For non-athletes, just 30-60 minutes of aerobic exercise and resistance training a few times per week can make a great difference in sleep latency, total sleep duration, and the quality of sleep for both healthy people and people suffering from a sleep disorder. Just be sure to get that workout in at least 2 hours before bed to give yourself the best chance of sleep. 

Glossary

Insulin resistance: An inability of the body to release insulin in response to heightened glucose levels. Insulin resistance leads to higher glucose levels in the blood and is intimately connected with metabolic syndrome and type II diabetes.
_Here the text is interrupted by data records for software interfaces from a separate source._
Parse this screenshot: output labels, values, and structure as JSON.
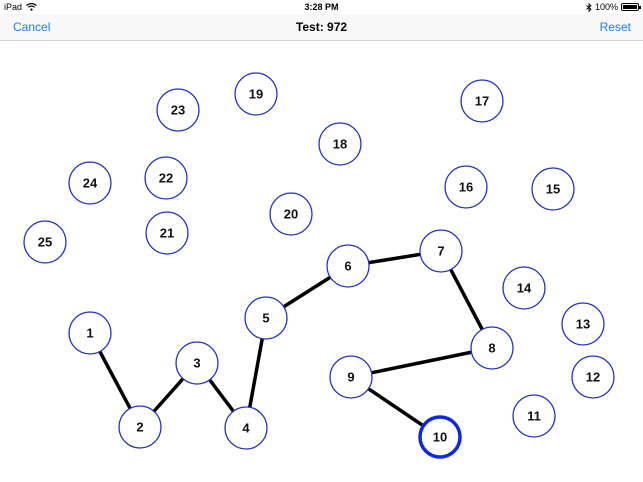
{
  "status_bar": {
    "device": "iPad",
    "wifi_icon": "wifi-icon",
    "time": "3:28 PM",
    "bluetooth_icon": "bluetooth-icon",
    "battery_percent": "100%",
    "battery_level": 1.0
  },
  "nav": {
    "cancel_label": "Cancel",
    "title": "Test: 972",
    "reset_label": "Reset",
    "accent_color": "#1e7ef0"
  },
  "nodes": [
    {
      "label": "1"
    },
    {
      "label": "2"
    },
    {
      "label": "3"
    },
    {
      "label": "4"
    },
    {
      "label": "5"
    },
    {
      "label": "6"
    },
    {
      "label": "7"
    },
    {
      "label": "8"
    },
    {
      "label": "9"
    },
    {
      "label": "10",
      "current": true
    },
    {
      "label": "11"
    },
    {
      "label": "12"
    },
    {
      "label": "13"
    },
    {
      "label": "14"
    },
    {
      "label": "15"
    },
    {
      "label": "16"
    },
    {
      "label": "17"
    },
    {
      "label": "18"
    },
    {
      "label": "19"
    },
    {
      "label": "20"
    },
    {
      "label": "21"
    },
    {
      "label": "22"
    },
    {
      "label": "23"
    },
    {
      "label": "24"
    },
    {
      "label": "25"
    }
  ],
  "completed_path": [
    "1",
    "2",
    "3",
    "4",
    "5",
    "6",
    "7",
    "8",
    "9",
    "10"
  ],
  "colors": {
    "node_border": "#2430c8",
    "current_node_border": "#1027e0",
    "path": "#000000"
  }
}
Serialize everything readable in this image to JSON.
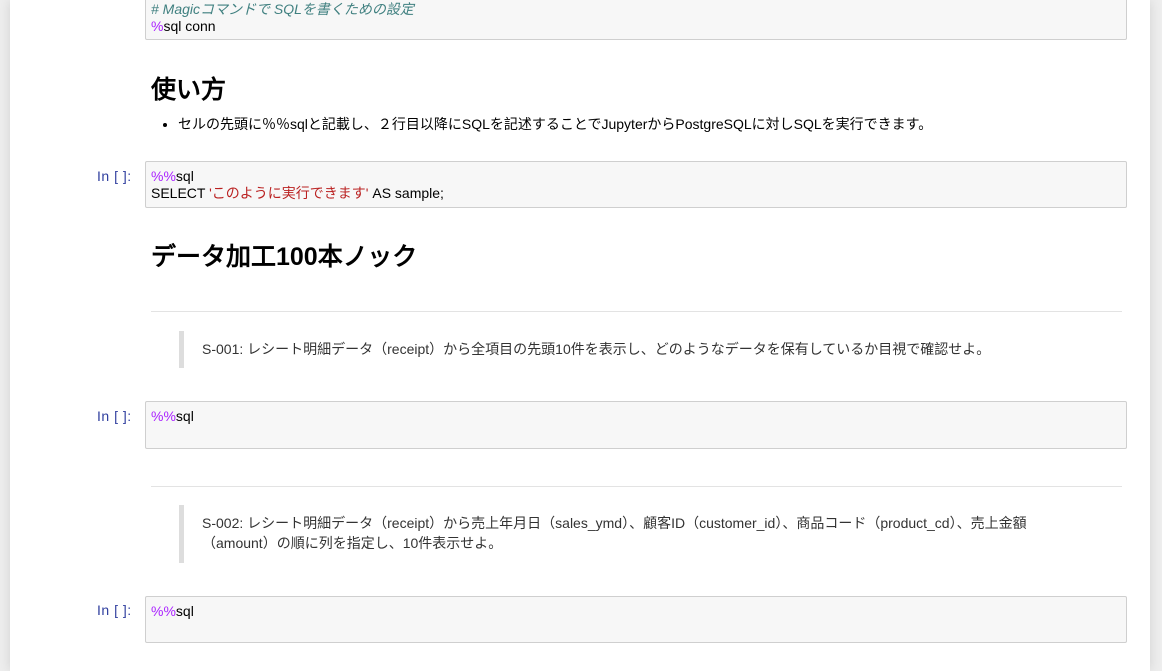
{
  "cells": {
    "setup_cell": {
      "comment": "# Magicコマンドで SQLを書くための設定",
      "magic": "%",
      "code": "sql conn"
    },
    "usage_heading": "使い方",
    "usage_bullet": "セルの先頭に％％sqlと記載し、２行目以降にSQLを記述することでJupyterからPostgreSQLに対しSQLを実行できます。",
    "example_cell": {
      "prompt": "In [ ]:",
      "magic": "%%",
      "line1": "sql",
      "select_kw": "SELECT ",
      "string": "'このように実行できます'",
      "rest": " AS sample;"
    },
    "knock_heading": "データ加工100本ノック",
    "s001": {
      "question": "S-001: レシート明細データ（receipt）から全項目の先頭10件を表示し、どのようなデータを保有しているか目視で確認せよ。",
      "prompt": "In [ ]:",
      "magic": "%%",
      "code": "sql"
    },
    "s002": {
      "question_line1": "S-002: レシート明細データ（receipt）から売上年月日（sales_ymd）、顧客ID（customer_id）、商品コード（product_cd）、売上金額",
      "question_line2": "（amount）の順に列を指定し、10件表示せよ。",
      "prompt": "In [ ]:",
      "magic": "%%",
      "code": "sql"
    }
  }
}
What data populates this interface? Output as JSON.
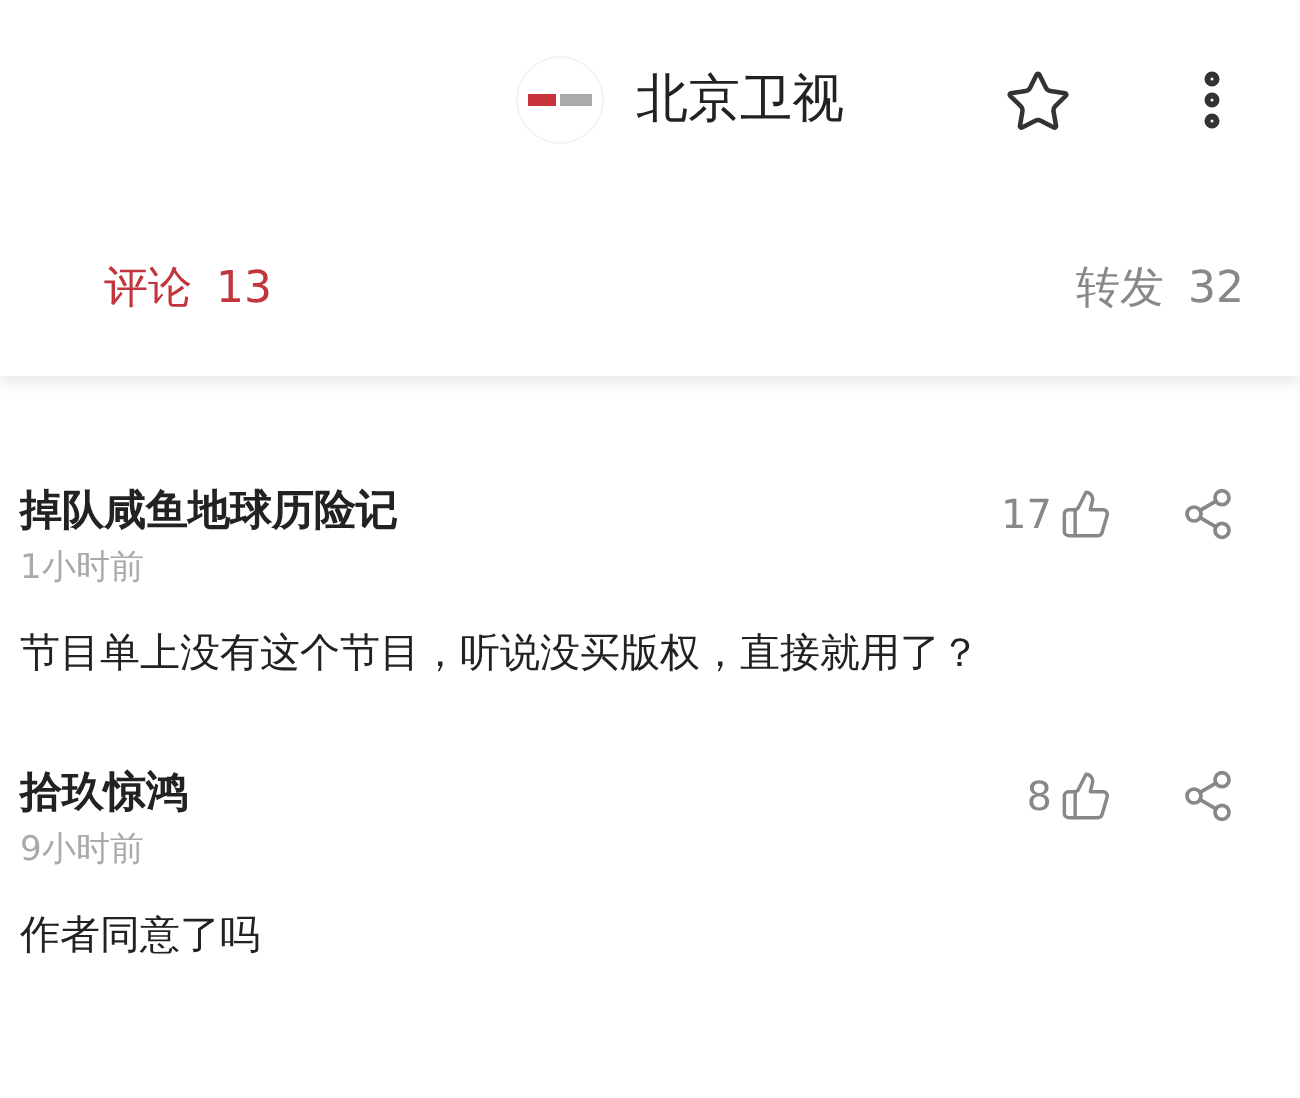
{
  "header": {
    "title": "北京卫视",
    "starred": false
  },
  "tabs": [
    {
      "label": "评论",
      "count": "13",
      "selected": true
    },
    {
      "label": "转发",
      "count": "32",
      "selected": false
    }
  ],
  "comments": [
    {
      "author": "掉队咸鱼地球历险记",
      "time": "1小时前",
      "likes": "17",
      "text": "节目单上没有这个节目，听说没买版权，直接就用了？"
    },
    {
      "author": "拾玖惊鸿",
      "time": "9小时前",
      "likes": "8",
      "text": "作者同意了吗"
    }
  ]
}
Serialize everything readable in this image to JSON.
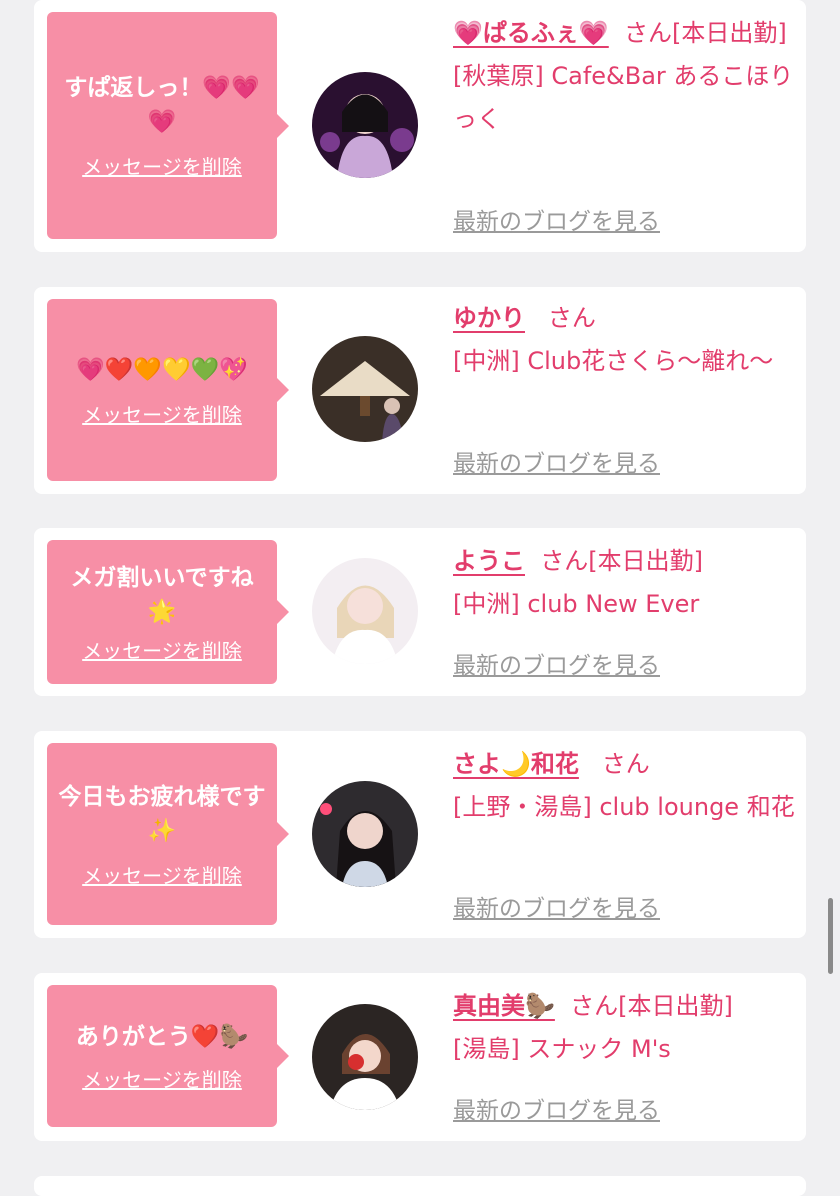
{
  "delete_label": "メッセージを削除",
  "blog_label": "最新のブログを見る",
  "san_suffix": "さん",
  "colors": {
    "accent": "#e23d6c",
    "bubble": "#f78fa6",
    "card": "#ffffff",
    "background": "#f0f0f2"
  },
  "cards": [
    {
      "message": "すぱ返しっ！💗💗💗",
      "name": "💗ぱるふぇ💗",
      "suffix": "[本日出勤]",
      "shop": "[秋葉原] Cafe&Bar あるこほりっく"
    },
    {
      "message": "💗❤️🧡💛💚💖",
      "name": "ゆかり",
      "suffix": "",
      "shop": "[中洲] Club花さくら〜離れ〜"
    },
    {
      "message": "メガ割いいですね🌟",
      "name": "ようこ",
      "suffix": "[本日出勤]",
      "shop": "[中洲] club New Ever"
    },
    {
      "message": "今日もお疲れ様です✨",
      "name": "さよ🌙和花",
      "suffix": "",
      "shop": "[上野・湯島] club lounge 和花"
    },
    {
      "message": "ありがとう❤️🦫",
      "name": "真由美🦫",
      "suffix": "[本日出勤]",
      "shop": "[湯島] スナック M's"
    }
  ]
}
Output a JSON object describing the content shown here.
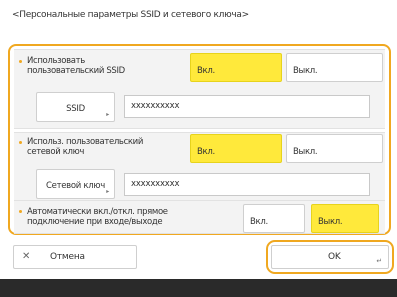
{
  "header": {
    "title": "<Персональные параметры SSID и сетевого ключа>"
  },
  "section1": {
    "label_line1": "Использовать",
    "label_line2": "пользовательский SSID",
    "on_label": "Вкл.",
    "off_label": "Выкл.",
    "key_button": "SSID",
    "value": "xxxxxxxxxx"
  },
  "section2": {
    "label_line1": "Использ. пользовательский",
    "label_line2": "сетевой ключ",
    "on_label": "Вкл.",
    "off_label": "Выкл.",
    "key_button": "Сетевой ключ",
    "value": "xxxxxxxxxx"
  },
  "section3": {
    "label_line1": "Автоматически вкл./откл. прямое",
    "label_line2": "подключение при входе/выходе",
    "on_label": "Вкл.",
    "off_label": "Выкл."
  },
  "footer": {
    "cancel_label": "Отмена",
    "ok_label": "OK"
  },
  "states": {
    "section1": "on",
    "section2": "on",
    "section3": "off"
  },
  "colors": {
    "accent": "#f0a820",
    "selected": "#ffe93b"
  }
}
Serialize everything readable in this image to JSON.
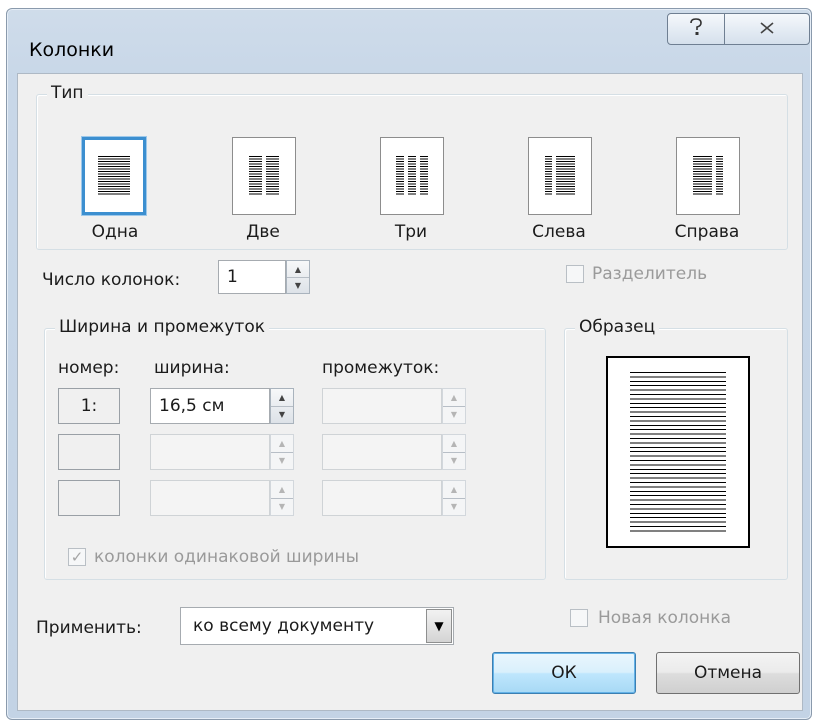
{
  "dialog": {
    "title": "Колонки",
    "help_icon": "question-mark-icon",
    "close_icon": "close-x-icon"
  },
  "type_group": {
    "label": "Тип",
    "presets": [
      {
        "label": "Одна",
        "columns": 1,
        "selected": true
      },
      {
        "label": "Две",
        "columns": 2,
        "selected": false
      },
      {
        "label": "Три",
        "columns": 3,
        "selected": false
      },
      {
        "label": "Слева",
        "columns": "left",
        "selected": false
      },
      {
        "label": "Справа",
        "columns": "right",
        "selected": false
      }
    ]
  },
  "column_count": {
    "label": "Число колонок:",
    "value": "1"
  },
  "separator": {
    "label": "Разделитель",
    "checked": false,
    "enabled": false
  },
  "width_spacing": {
    "label": "Ширина и промежуток",
    "col_number_header": "номер:",
    "col_width_header": "ширина:",
    "col_spacing_header": "промежуток:",
    "rows": [
      {
        "number": "1:",
        "width": "16,5 см",
        "spacing": ""
      },
      {
        "number": "",
        "width": "",
        "spacing": ""
      },
      {
        "number": "",
        "width": "",
        "spacing": ""
      }
    ],
    "equal_width": {
      "label": "колонки одинаковой ширины",
      "checked": true,
      "enabled": false
    }
  },
  "preview": {
    "label": "Образец"
  },
  "apply": {
    "label": "Применить:",
    "value": "ко всему документу"
  },
  "new_column": {
    "label": "Новая колонка",
    "checked": false,
    "enabled": false
  },
  "buttons": {
    "ok": "ОК",
    "cancel": "Отмена"
  },
  "colors": {
    "selection_border": "#3c8fd0",
    "frame": "#c8d7e8",
    "face": "#f0f0f0"
  }
}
Catabolic hormone: Catabolic hormones include cortisol, adrenaline, and glucagon. These hormones are involved in destructive metabolism, breaking down fat and muscle for the release of energy,

Microbiome: The totality of microorganisms that inhabit the human body, including bacteria, fungi, protozoa, and viruses. A wide range of conditions is linked to the healthy functioning of the microbiome, from mood disorders like anxiety to obesity and autoimmune conditions. 

References

  1. Gerber M, Brand S, Herrmann C, Colledge F, Holsboer-Trachsler E, Pühse U. Increased objectively assessed vigorous-intensity exercise is associated with reduced stress, increased mental health, and good objective and subjective sleep in young adults. Physiol Behav. 2014;135:17–24. 
  1. Reid, K. J., Baron, K. G., Lu, B., Naylor, E., Wolfe, L., & Zee, P. C. (2010). Aerobic exercise improves self-reported sleep and quality of life in older adults with insomnia. Sleep medicine, 11(9), 934–940.  
  1. Aiello KDet al. Effect of exercise training on sleep apnea: a systematic review and meta-analysis. Respir Med . 2016;116:85–92.
  1. Gupta L, Morgan K, Gilchrist S. Does Elite Sport Degrade Sleep Quality? A Systematic Review. Sports Med. 2017;47(7):1317–1333